Published: 06:00, 28 November 2019
A future World Cup star was playing for Maidstone the last time they went to Blackpool.
Gary Breen lined up in central defence when the Stones drew 1-1 at Bloomfield Road in February 1992.
It was their final season as a Football League club before going bust and little did anyone know United's young centre-half would go on to play Premier League football and represent Ireland at the 2002 World Cup.
Breen joined the Stones under Graham Carr after Charlton withdrew their offer of an apprenticeship, feeling he'd taken too long over a decision while he considered taking his A-levels.
That wasn't an issue at Maidstone where the future Coventry, West Ham and Sunderland man was free to crack on with his studies.
"When I was playing for Maidstone I was still at school," said Breen, who now works as football pundit.
"I was doing my A-levels so I'd do my school work throughout the week and just come and play on a Saturday.
"Looking back now, it's incredible really but they felt I was good enough to get in the team.
"I loved it - I really enjoyed it.
"The big shame for Maidstone was how everything happened that summer when they went bankrupt."
Breen made his debut, aged 17, and while he's not one for remembering games, Maidstone's goalless draw at Wrexham is one that sticks in his mind.
He said: "I grew up as an Arsenal fan and my debut was the week after Wrexham had knocked Arsenal out of the FA Cup.
"We went there and got a 0-0 draw and I remember coming back and saying to my mates, 'I can't believe these beat Arsenal, they couldn't even beat us!'
"As a young player, that was a tough group of players.
"Ken Charlery, Tony Sorrell, those type of guys, were tough, uncompromising lads and it was a massive learning curve.
"Ultimately, I always say this about any young player now, you have to play first-team football.
"I'm quite vocal on this, forget these under-21 leagues, you just don't learn.
"You need to play, you need to be in an environment where people have to play for bonuses, they have to pay their mortgages, you have to play for points, play in front of a crowd and the pressures associated with it.
"You learn quicker and I do think that was brilliant for me to play league football at that age.
"If you’re playing in someone’s first team at 17 you’re going to get attention, aren't you?
"Straight away scouts are going to come looking.
"I was very slim, very lightweight at the time and I was getting into battles I was never going to win, but I was still game.
"You’re playing against grizzly, seasoned professionals and you learn very quickly to watch those elbows that come flying."
While the cut and thrust of Division 4 football was perfect for Breen's development, he was unaware of the scale of Maidstone's financial problems.
"To me I was doing my A-levels and at 17 you’re oblivious to certain scenarios like that," said Breen, now 45.
"The older guys have mortgages and bills to pay where I'm still living at home with my mum and dad.
"It didn’t really affect me in a way it should have done because you want to have an understanding of what’s happening.
"People are losing their jobs, not just the players but everyone associated with the club.

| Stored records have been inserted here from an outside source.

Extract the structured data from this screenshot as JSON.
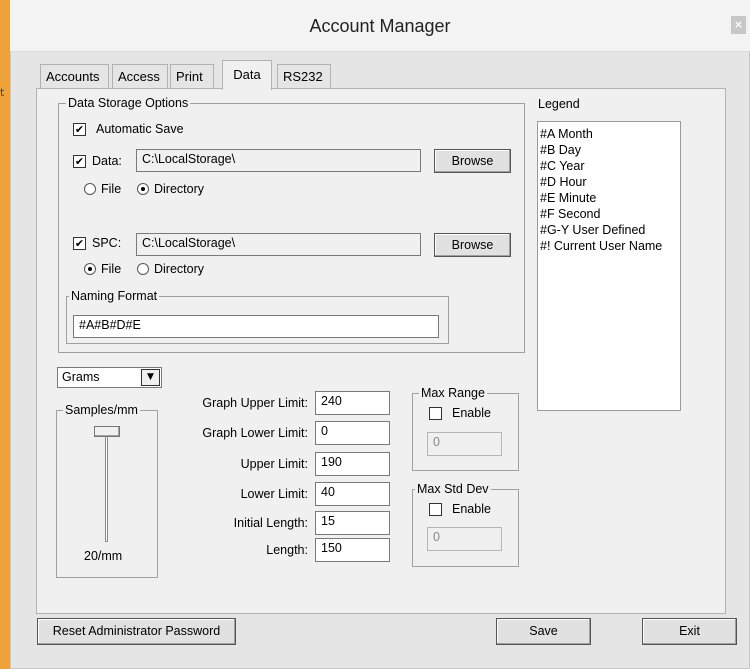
{
  "window": {
    "title": "Account Manager",
    "close_glyph": "×"
  },
  "stray_char": "t",
  "tabs": [
    {
      "label": "Accounts"
    },
    {
      "label": "Access"
    },
    {
      "label": "Print"
    },
    {
      "label": "Data"
    },
    {
      "label": "RS232"
    }
  ],
  "storage": {
    "group_label": "Data Storage Options",
    "automatic_save": {
      "label": "Automatic Save",
      "checked": true
    },
    "data": {
      "label": "Data:",
      "path": "C:\\LocalStorage\\",
      "browse": "Browse",
      "file": "File",
      "directory": "Directory",
      "selected": "Directory"
    },
    "spc": {
      "label": "SPC:",
      "path": "C:\\LocalStorage\\",
      "browse": "Browse",
      "file": "File",
      "directory": "Directory",
      "selected": "File"
    },
    "naming": {
      "label": "Naming Format",
      "value": "#A#B#D#E"
    }
  },
  "legend": {
    "label": "Legend",
    "items": [
      "#A Month",
      "#B Day",
      "#C Year",
      "#D Hour",
      "#E Minute",
      "#F Second",
      "#G-Y User Defined",
      "#! Current User Name"
    ]
  },
  "units": {
    "selected": "Grams"
  },
  "samples": {
    "label": "Samples/mm",
    "value": "20/mm",
    "slider_level": 1.0
  },
  "limits": [
    {
      "label": "Graph Upper Limit:",
      "value": "240"
    },
    {
      "label": "Graph Lower Limit:",
      "value": "0"
    },
    {
      "label": "Upper Limit:",
      "value": "190"
    },
    {
      "label": "Lower Limit:",
      "value": "40"
    },
    {
      "label": "Initial Length:",
      "value": "15"
    },
    {
      "label": "Length:",
      "value": "150"
    }
  ],
  "max_range": {
    "label": "Max Range",
    "enable": "Enable",
    "checked": false,
    "value": "0"
  },
  "max_std_dev": {
    "label": "Max Std Dev",
    "enable": "Enable",
    "checked": false,
    "value": "0"
  },
  "footer": {
    "reset": "Reset Administrator Password",
    "save": "Save",
    "exit": "Exit"
  },
  "colors": {
    "accent": "#f0a23a",
    "window_bg": "#f0f0f0"
  }
}
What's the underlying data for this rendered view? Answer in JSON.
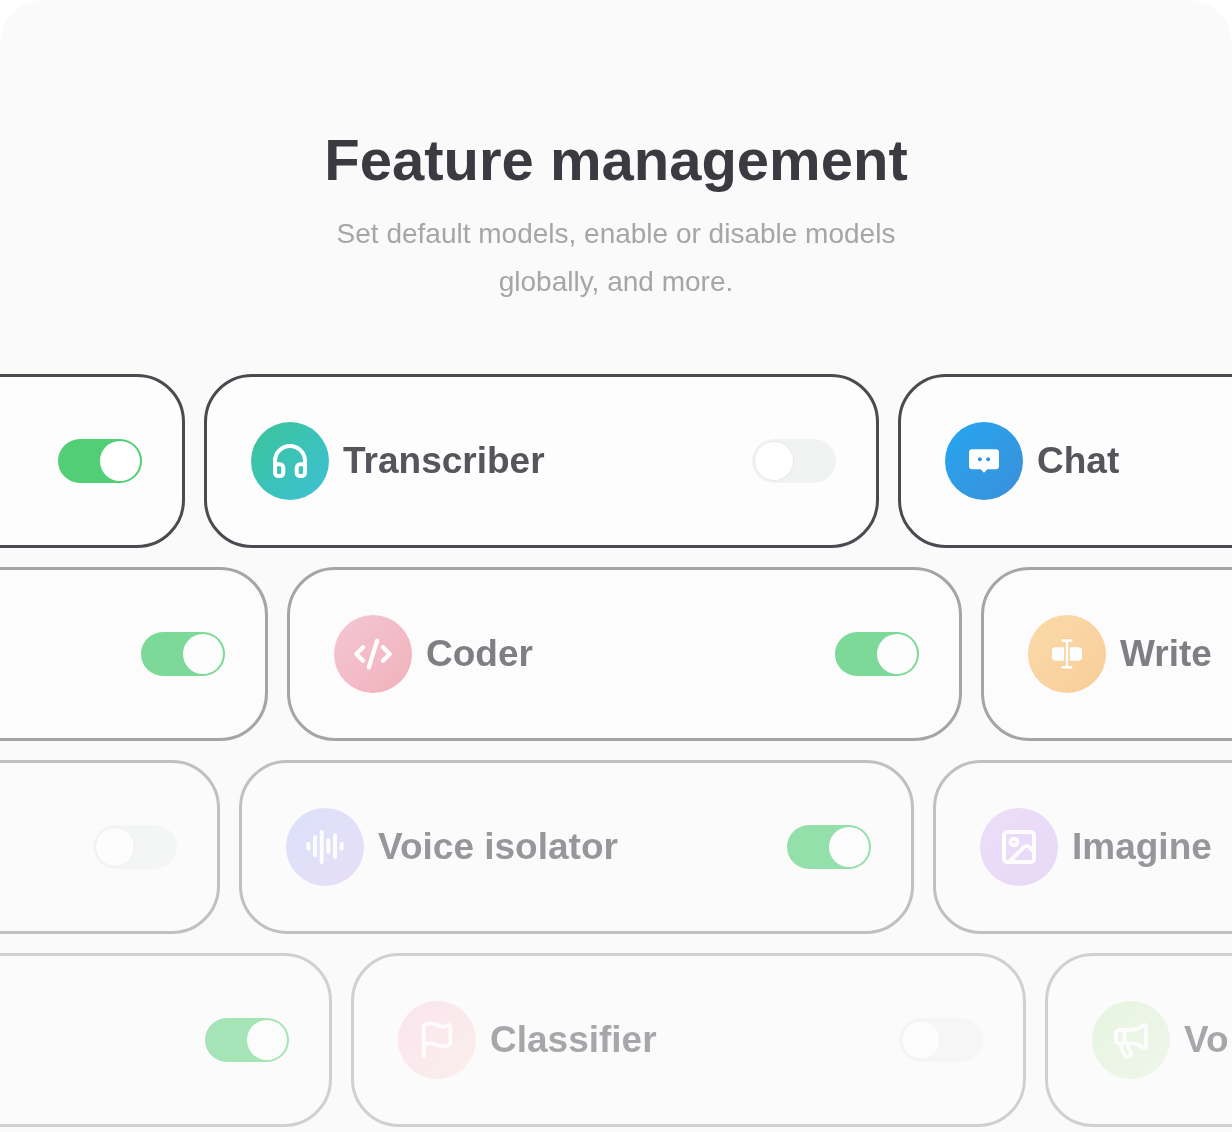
{
  "header": {
    "title": "Feature management",
    "subtitle": "Set default models, enable or disable models globally, and more."
  },
  "rows": [
    {
      "cards": [
        {
          "on": true
        },
        {
          "name": "Transcriber",
          "on": false
        },
        {
          "name": "Chat"
        }
      ]
    },
    {
      "cards": [
        {
          "on": true
        },
        {
          "name": "Coder",
          "on": true
        },
        {
          "name": "Write"
        }
      ]
    },
    {
      "cards": [
        {
          "on": false
        },
        {
          "name": "Voice isolator",
          "on": true
        },
        {
          "name": "Imagine"
        }
      ]
    },
    {
      "cards": [
        {
          "on": true
        },
        {
          "name": "Classifier",
          "on": false
        },
        {
          "name": "Vo"
        }
      ]
    }
  ]
}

It’s a horrible time."
Breen spent two seasons at Gillingham before joining Peterborough for £70,000 in 1994, linking up with John Still.
"John was great, he really was," said Breen.
"I learned so much under him in terms of organisation more than anything.
"Every player knew their role, and that was a really great learning curve.
"Initially I went up there and played centre-midfield for John which I really enjoyed.
"I'll always hold John in the highest regard.
"If you play for John Still you will know what your role is in the team.
"That’s not always the case, even the higher up you go, you expect it to be like that but it’s very much not."
Such was Still's impact on his career, he was in Breen's thoughts when he represented Ireland at the 2002 World Cup.
Breen, who won 63 caps, had a brilliant tournament in Japan and South Korea, scoring in a 3-0 win over Saudi Arabia as the Republic reached the last 16, losing on penalties to Spain.
"As a kid growing up, my ambition was always to play for Ireland," said Breen, whose entire family are Irish although he was born in England.
"I’d captained my country but whenever you’re dreaming about playing for Ireland it's at the World Cup, not necessarily in qualifying games.
"So when you get an opportunity to play in a World Cup you have those surreal moments when you're out on the pitch in your tracksuit looking around the stadium before a game.
"It's so strange but you start thinking about the people who’ve helped you.
"I’d have thought about John Still, there’s no doubt in my mind I would have done, and I’d have thought about Graham Carr.
"Everyone who's helped you along the way, you're so grateful and appreciative.
"You kind of say to yourself you'll never forget and you never will."
Maidstone visit Blackpool in the FA Cup second round on Sunday.